*** Data for this exercise Section Begins ***
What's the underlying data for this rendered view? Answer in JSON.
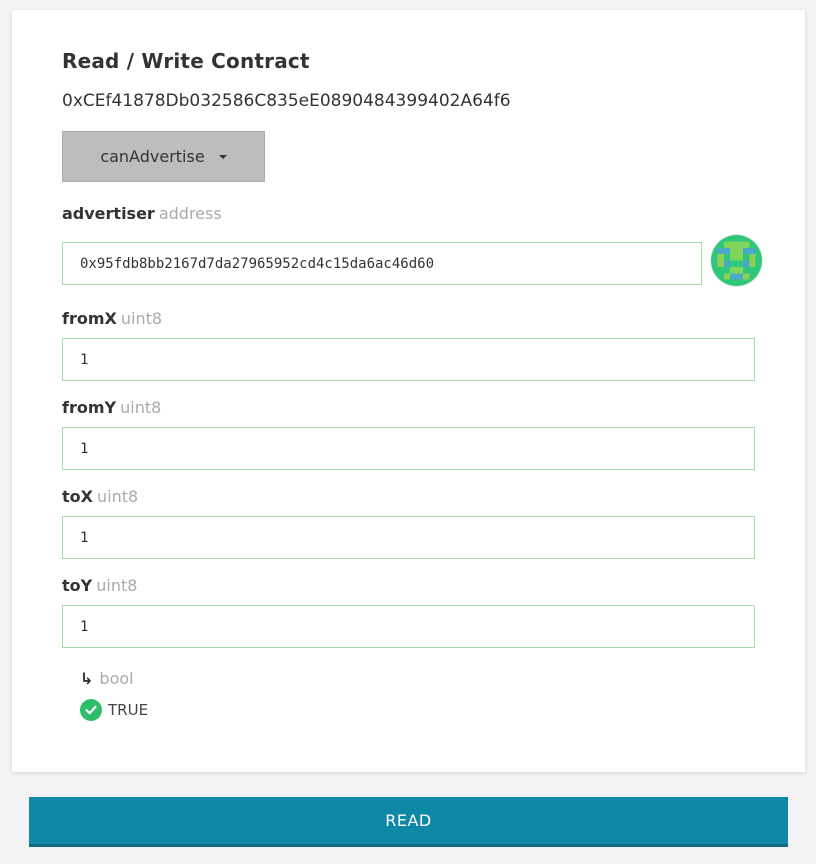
{
  "card": {
    "title": "Read / Write Contract",
    "contract_address": "0xCEf41878Db032586C835eE0890484399402A64f6",
    "function_select": "canAdvertise"
  },
  "params": [
    {
      "name": "advertiser",
      "type": "address",
      "value": "0x95fdb8bb2167d7da27965952cd4c15da6ac46d60"
    },
    {
      "name": "fromX",
      "type": "uint8",
      "value": "1"
    },
    {
      "name": "fromY",
      "type": "uint8",
      "value": "1"
    },
    {
      "name": "toX",
      "type": "uint8",
      "value": "1"
    },
    {
      "name": "toY",
      "type": "uint8",
      "value": "1"
    }
  ],
  "output": {
    "arrow": "↳",
    "type": "bool",
    "value": "TRUE"
  },
  "read_button": "READ",
  "colors": {
    "field_border": "#a6dfa6",
    "button_bg": "#0e88a4",
    "check_green": "#2cbe6a",
    "select_bg": "#bdbdbd"
  },
  "icons": [
    "caret-down-icon",
    "identicon",
    "check-circle-icon"
  ]
}
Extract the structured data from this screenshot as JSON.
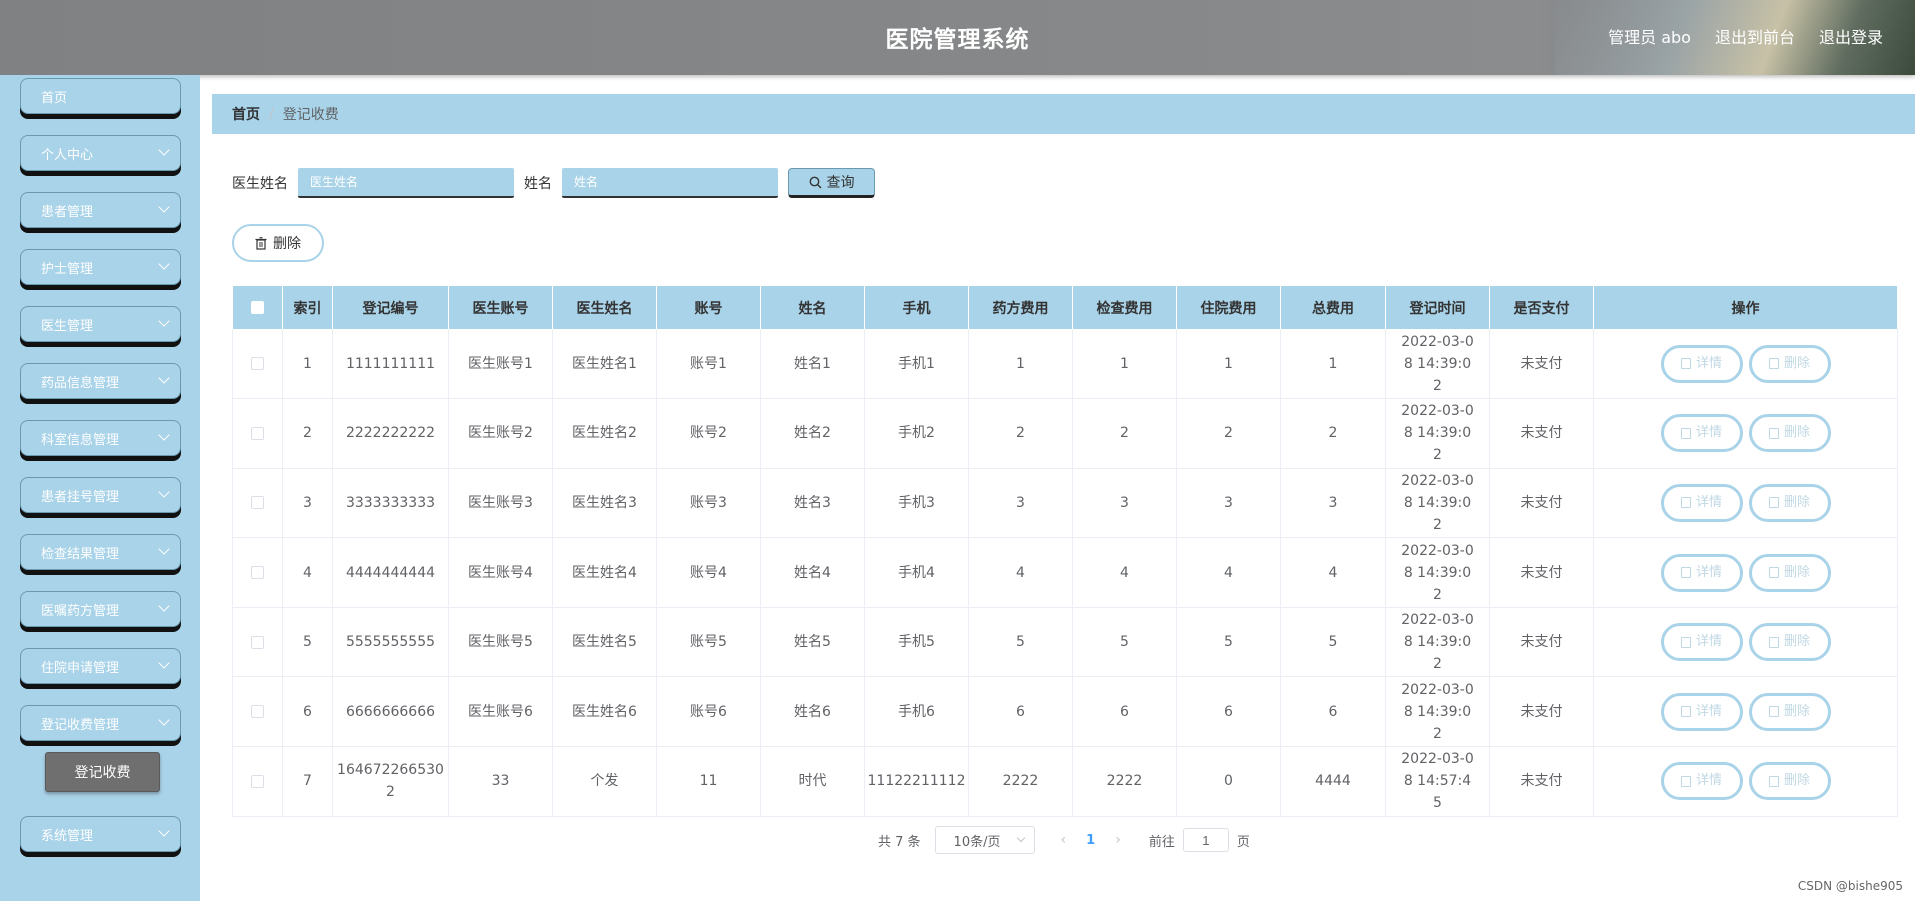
{
  "header": {
    "title": "医院管理系统",
    "user_label": "管理员 abo",
    "to_front_label": "退出到前台",
    "logout_label": "退出登录"
  },
  "sidebar": {
    "items": [
      {
        "label": "首页",
        "has_arrow": false
      },
      {
        "label": "个人中心",
        "has_arrow": true
      },
      {
        "label": "患者管理",
        "has_arrow": true
      },
      {
        "label": "护士管理",
        "has_arrow": true
      },
      {
        "label": "医生管理",
        "has_arrow": true
      },
      {
        "label": "药品信息管理",
        "has_arrow": true
      },
      {
        "label": "科室信息管理",
        "has_arrow": true
      },
      {
        "label": "患者挂号管理",
        "has_arrow": true
      },
      {
        "label": "检查结果管理",
        "has_arrow": true
      },
      {
        "label": "医嘱药方管理",
        "has_arrow": true
      },
      {
        "label": "住院申请管理",
        "has_arrow": true
      },
      {
        "label": "登记收费管理",
        "has_arrow": true
      },
      {
        "label": "系统管理",
        "has_arrow": true
      }
    ],
    "active_sub": "登记收费"
  },
  "breadcrumb": {
    "home": "首页",
    "sep": "/",
    "current": "登记收费"
  },
  "search": {
    "doctor_name_label": "医生姓名",
    "doctor_name_placeholder": "医生姓名",
    "name_label": "姓名",
    "name_placeholder": "姓名",
    "query_label": "查询"
  },
  "toolbar": {
    "delete_label": "删除"
  },
  "table": {
    "columns": [
      "",
      "索引",
      "登记编号",
      "医生账号",
      "医生姓名",
      "账号",
      "姓名",
      "手机",
      "药方费用",
      "检查费用",
      "住院费用",
      "总费用",
      "登记时间",
      "是否支付",
      "操作"
    ],
    "rows": [
      {
        "index": "1",
        "reg_no": "1111111111",
        "doc_acc": "医生账号1",
        "doc_name": "医生姓名1",
        "acc": "账号1",
        "name": "姓名1",
        "phone": "手机1",
        "drug_fee": "1",
        "exam_fee": "1",
        "hosp_fee": "1",
        "total": "1",
        "time": "2022-03-08 14:39:02",
        "paid": "未支付"
      },
      {
        "index": "2",
        "reg_no": "2222222222",
        "doc_acc": "医生账号2",
        "doc_name": "医生姓名2",
        "acc": "账号2",
        "name": "姓名2",
        "phone": "手机2",
        "drug_fee": "2",
        "exam_fee": "2",
        "hosp_fee": "2",
        "total": "2",
        "time": "2022-03-08 14:39:02",
        "paid": "未支付"
      },
      {
        "index": "3",
        "reg_no": "3333333333",
        "doc_acc": "医生账号3",
        "doc_name": "医生姓名3",
        "acc": "账号3",
        "name": "姓名3",
        "phone": "手机3",
        "drug_fee": "3",
        "exam_fee": "3",
        "hosp_fee": "3",
        "total": "3",
        "time": "2022-03-08 14:39:02",
        "paid": "未支付"
      },
      {
        "index": "4",
        "reg_no": "4444444444",
        "doc_acc": "医生账号4",
        "doc_name": "医生姓名4",
        "acc": "账号4",
        "name": "姓名4",
        "phone": "手机4",
        "drug_fee": "4",
        "exam_fee": "4",
        "hosp_fee": "4",
        "total": "4",
        "time": "2022-03-08 14:39:02",
        "paid": "未支付"
      },
      {
        "index": "5",
        "reg_no": "5555555555",
        "doc_acc": "医生账号5",
        "doc_name": "医生姓名5",
        "acc": "账号5",
        "name": "姓名5",
        "phone": "手机5",
        "drug_fee": "5",
        "exam_fee": "5",
        "hosp_fee": "5",
        "total": "5",
        "time": "2022-03-08 14:39:02",
        "paid": "未支付"
      },
      {
        "index": "6",
        "reg_no": "6666666666",
        "doc_acc": "医生账号6",
        "doc_name": "医生姓名6",
        "acc": "账号6",
        "name": "姓名6",
        "phone": "手机6",
        "drug_fee": "6",
        "exam_fee": "6",
        "hosp_fee": "6",
        "total": "6",
        "time": "2022-03-08 14:39:02",
        "paid": "未支付"
      },
      {
        "index": "7",
        "reg_no": "1646722665302",
        "doc_acc": "33",
        "doc_name": "个发",
        "acc": "11",
        "name": "时代",
        "phone": "11122211112",
        "drug_fee": "2222",
        "exam_fee": "2222",
        "hosp_fee": "0",
        "total": "4444",
        "time": "2022-03-08 14:57:45",
        "paid": "未支付"
      }
    ],
    "detail_label": "详情",
    "delete_label": "删除"
  },
  "pagination": {
    "total_text": "共 7 条",
    "page_size": "10条/页",
    "current_page": "1",
    "goto_label": "前往",
    "goto_value": "1",
    "page_suffix": "页"
  },
  "watermark": "CSDN @bishe905",
  "colors": {
    "accent": "#a9d3e8",
    "header_bg": "#86888a",
    "active_sub_bg": "#6f6f6f"
  }
}
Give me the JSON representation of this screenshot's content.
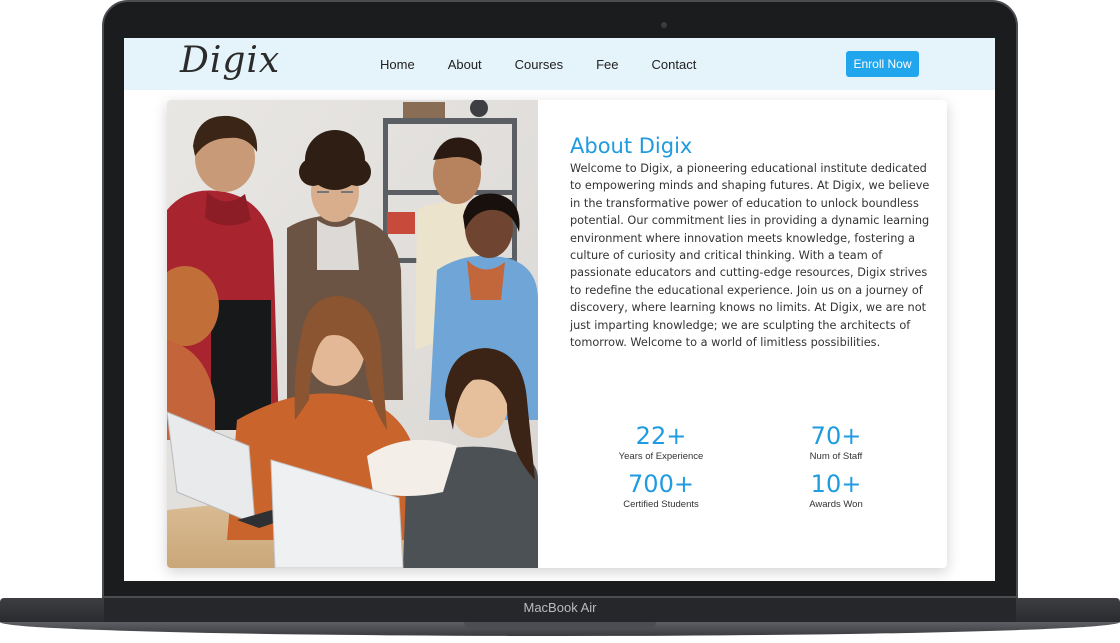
{
  "device": {
    "label": "MacBook Air"
  },
  "navbar": {
    "logo": "Digix",
    "links": [
      "Home",
      "About",
      "Courses",
      "Fee",
      "Contact"
    ],
    "cta_label": "Enroll Now"
  },
  "about": {
    "title": "About Digix",
    "body": "Welcome to Digix, a pioneering educational institute dedicated to empowering minds and shaping futures. At Digix, we believe in the transformative power of education to unlock boundless potential. Our commitment lies in providing a dynamic learning environment where innovation meets knowledge, fostering a culture of curiosity and critical thinking. With a team of passionate educators and cutting-edge resources, Digix strives to redefine the educational experience. Join us on a journey of discovery, where learning knows no limits. At Digix, we are not just imparting knowledge; we are sculpting the architects of tomorrow. Welcome to a world of limitless possibilities."
  },
  "stats": [
    {
      "value": "22+",
      "label": "Years of Experience"
    },
    {
      "value": "70+",
      "label": "Num of Staff"
    },
    {
      "value": "700+",
      "label": "Certified Students"
    },
    {
      "value": "10+",
      "label": "Awards Won"
    }
  ],
  "colors": {
    "accent": "#1f9be0",
    "button": "#21a5ec",
    "navbar_bg": "#e5f3fa"
  }
}
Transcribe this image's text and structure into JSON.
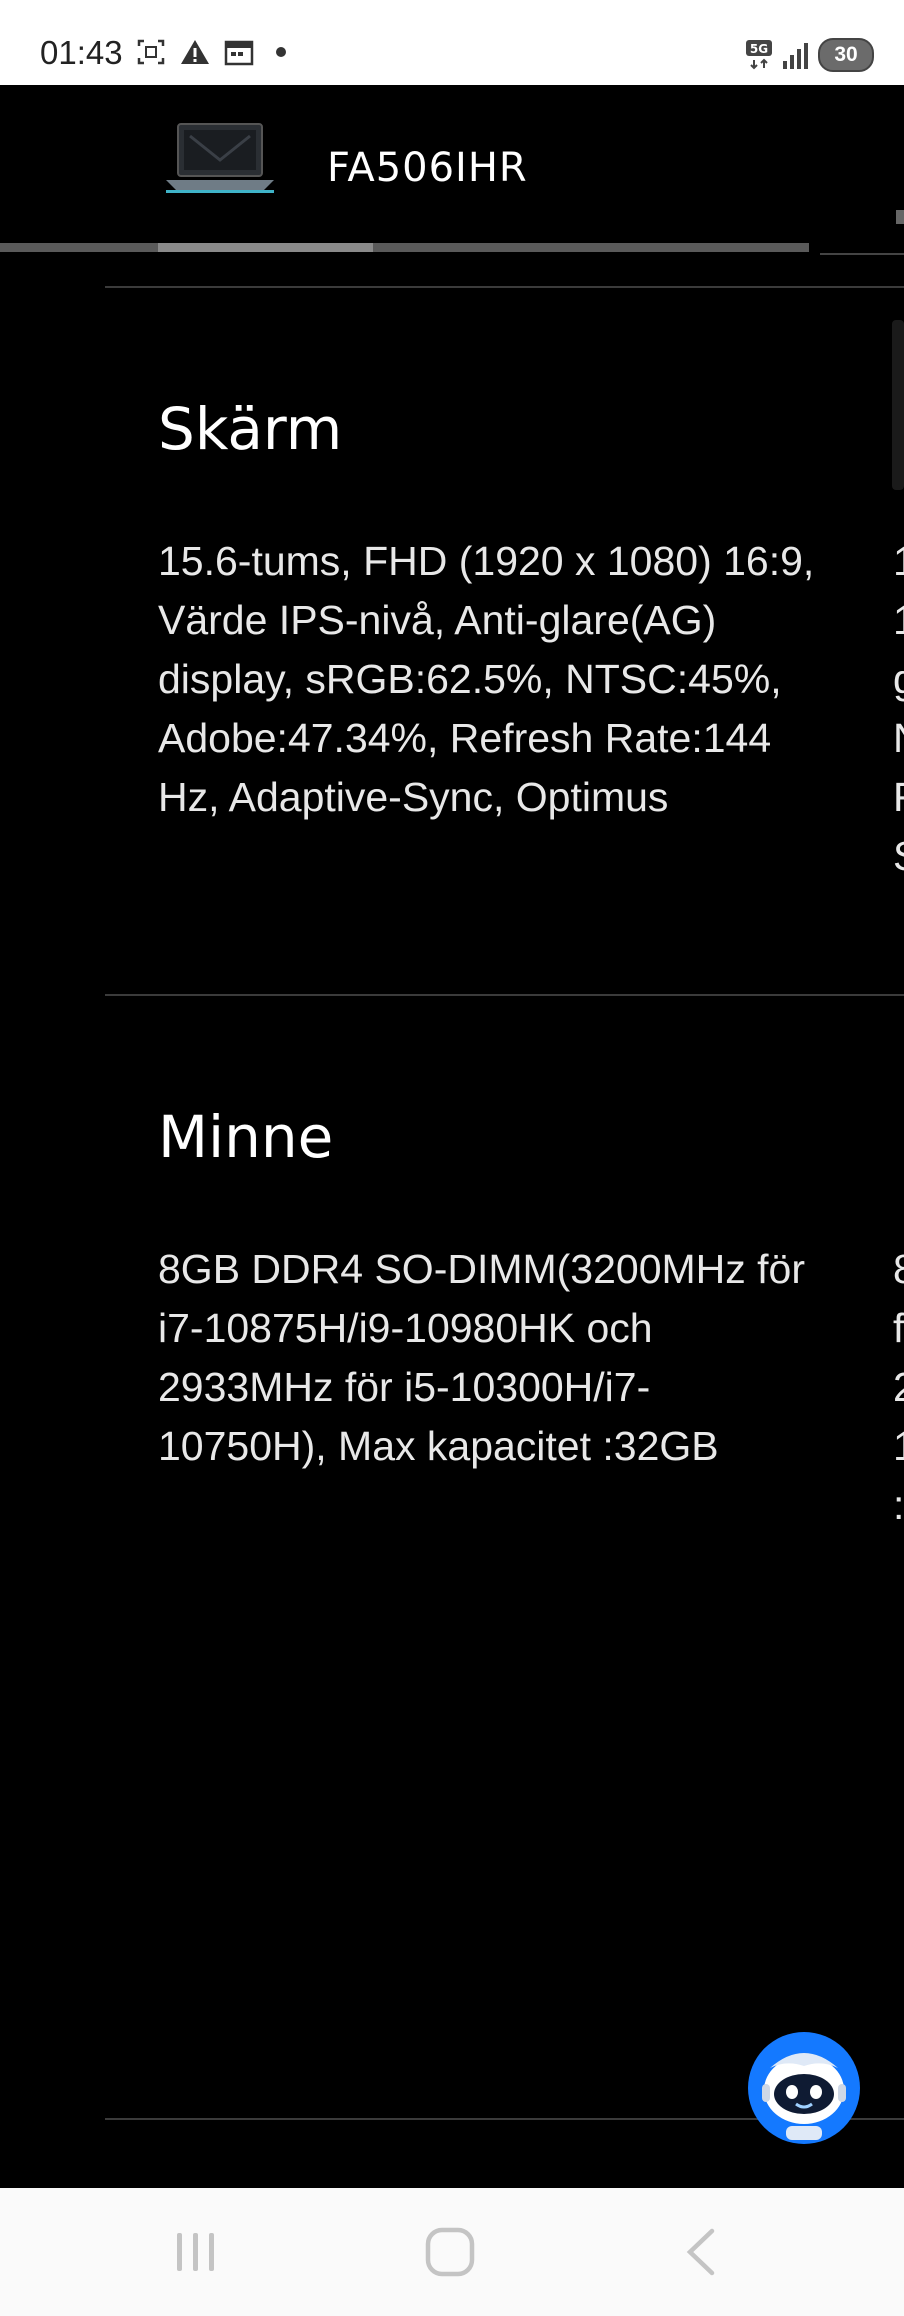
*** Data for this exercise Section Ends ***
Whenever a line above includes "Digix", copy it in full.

(Response)
    "logo": "Digix",
    "title": "About Digix",
    "body": "Welcome to Digix, a pioneering educational institute dedicated to empowering minds and shaping futures. At Digix, we believe in the transformative power of education to unlock boundless potential. Our commitment lies in providing a dynamic learning environment where innovation meets knowledge, fostering a culture of curiosity and critical thinking. With a team of passionate educators and cutting-edge resources, Digix strives to redefine the educational experience. Join us on a journey of discovery, where learning knows no limits. At Digix, we are not just imparting knowledge; we are sculpting the architects of tomorrow. Welcome to a world of limitless possibilities."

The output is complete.